- What is being asked:
Using the data below, copy out all lines with the word "device".

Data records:
================================

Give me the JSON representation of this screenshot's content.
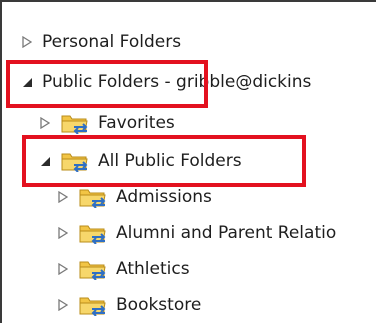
{
  "tree": {
    "items": [
      {
        "label": "Personal Folders",
        "expanded": false,
        "has_folder_icon": false
      },
      {
        "label": "Public Folders - gribble@dickins",
        "expanded": true,
        "has_folder_icon": false
      },
      {
        "label": "Favorites",
        "expanded": false,
        "has_folder_icon": true
      },
      {
        "label": "All Public Folders",
        "expanded": true,
        "has_folder_icon": true
      },
      {
        "label": "Admissions",
        "expanded": false,
        "has_folder_icon": true
      },
      {
        "label": "Alumni and Parent Relatio",
        "expanded": false,
        "has_folder_icon": true
      },
      {
        "label": "Athletics",
        "expanded": false,
        "has_folder_icon": true
      },
      {
        "label": "Bookstore",
        "expanded": false,
        "has_folder_icon": true
      }
    ]
  },
  "icons": {
    "collapsed_arrow": "triangle-right-outline-icon",
    "expanded_arrow": "triangle-down-filled-icon",
    "folder": "public-folder-icon"
  },
  "colors": {
    "highlight_border": "#e3111f",
    "frame_border": "#3a3a3a",
    "text": "#1e1e1e",
    "folder_yellow": "#f2c545",
    "folder_arrow_blue": "#2f6fc4"
  }
}
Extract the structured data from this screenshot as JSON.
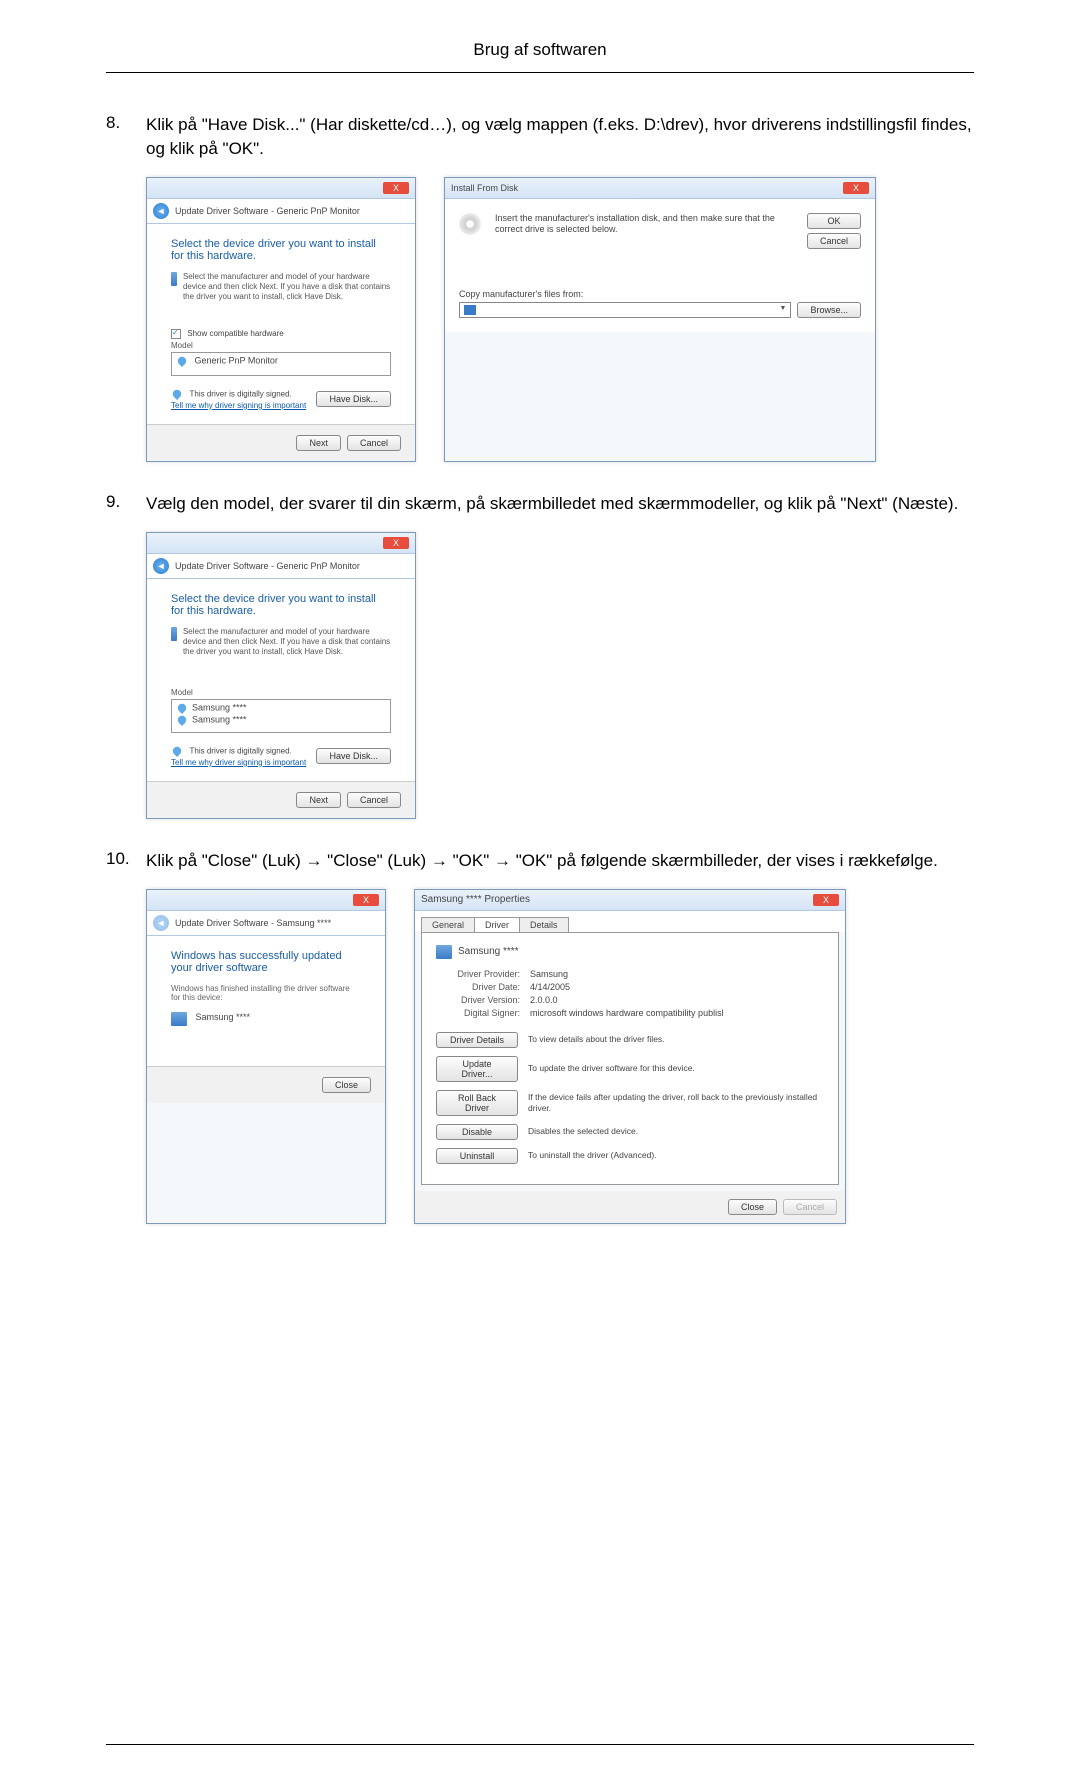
{
  "page": {
    "header": "Brug af softwaren"
  },
  "steps": [
    {
      "num": 8,
      "text": "Klik på \"Have Disk...\" (Har diskette/cd…), og vælg mappen (f.eks. D:\\drev), hvor driverens indstillingsfil findes, og klik på \"OK\"."
    },
    {
      "num": 9,
      "text": "Vælg den model, der svarer til din skærm, på skærmbilledet med skærmmodeller, og klik på \"Next\" (Næste)."
    },
    {
      "num": 10,
      "text": "Klik på \"Close\" (Luk) → \"Close\" (Luk) → \"OK\" → \"OK\" på følgende skærmbilleder, der vises i rækkefølge."
    }
  ],
  "wizard1": {
    "breadcrumb": "Update Driver Software - Generic PnP Monitor",
    "heading": "Select the device driver you want to install for this hardware.",
    "instruct": "Select the manufacturer and model of your hardware device and then click Next. If you have a disk that contains the driver you want to install, click Have Disk.",
    "chk": "Show compatible hardware",
    "model_label": "Model",
    "model_item": "Generic PnP Monitor",
    "signed": "This driver is digitally signed.",
    "link": "Tell me why driver signing is important",
    "have_disk": "Have Disk...",
    "next": "Next",
    "cancel": "Cancel"
  },
  "ifd": {
    "title": "Install From Disk",
    "msg": "Insert the manufacturer's installation disk, and then make sure that the correct drive is selected below.",
    "ok": "OK",
    "cancel": "Cancel",
    "copy": "Copy manufacturer's files from:",
    "drive": "",
    "browse": "Browse..."
  },
  "wizard2": {
    "breadcrumb": "Update Driver Software - Generic PnP Monitor",
    "heading": "Select the device driver you want to install for this hardware.",
    "instruct": "Select the manufacturer and model of your hardware device and then click Next. If you have a disk that contains the driver you want to install, click Have Disk.",
    "model_label": "Model",
    "model_item1": "Samsung ****",
    "model_item2": "Samsung ****",
    "signed": "This driver is digitally signed.",
    "link": "Tell me why driver signing is important",
    "have_disk": "Have Disk...",
    "next": "Next",
    "cancel": "Cancel"
  },
  "wizard3": {
    "breadcrumb": "Update Driver Software - Samsung ****",
    "heading": "Windows has successfully updated your driver software",
    "sub": "Windows has finished installing the driver software for this device:",
    "device": "Samsung ****",
    "close": "Close"
  },
  "props": {
    "title": "Samsung **** Properties",
    "tab_general": "General",
    "tab_driver": "Driver",
    "tab_details": "Details",
    "device": "Samsung ****",
    "labels": {
      "provider": "Driver Provider:",
      "date": "Driver Date:",
      "version": "Driver Version:",
      "signer": "Digital Signer:"
    },
    "values": {
      "provider": "Samsung",
      "date": "4/14/2005",
      "version": "2.0.0.0",
      "signer": "microsoft windows hardware compatibility publisl"
    },
    "buttons": {
      "details": "Driver Details",
      "details_desc": "To view details about the driver files.",
      "update": "Update Driver...",
      "update_desc": "To update the driver software for this device.",
      "rollback": "Roll Back Driver",
      "rollback_desc": "If the device fails after updating the driver, roll back to the previously installed driver.",
      "disable": "Disable",
      "disable_desc": "Disables the selected device.",
      "uninstall": "Uninstall",
      "uninstall_desc": "To uninstall the driver (Advanced)."
    },
    "close": "Close",
    "cancel": "Cancel"
  }
}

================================

- Problem solution:
    "heading": "Select the device driver you want to install for this hardware.",
    "instruct": "Select the manufacturer and model of your hardware device and then click Next. If you have a disk that contains the driver you want to install, click Have Disk.",
    "heading": "Select the device driver you want to install for this hardware.",
    "instruct": "Select the manufacturer and model of your hardware device and then click Next. If you have a disk that contains the driver you want to install, click Have Disk.",
    "sub": "Windows has finished installing the driver software for this device:",
    "device": "Samsung ****",
    "device": "Samsung ****",
      "update_desc": "To update the driver software for this device.",
      "rollback_desc": "If the device fails after updating the driver, roll back to the previously installed driver.",
      "disable_desc": "Disables the selected device.",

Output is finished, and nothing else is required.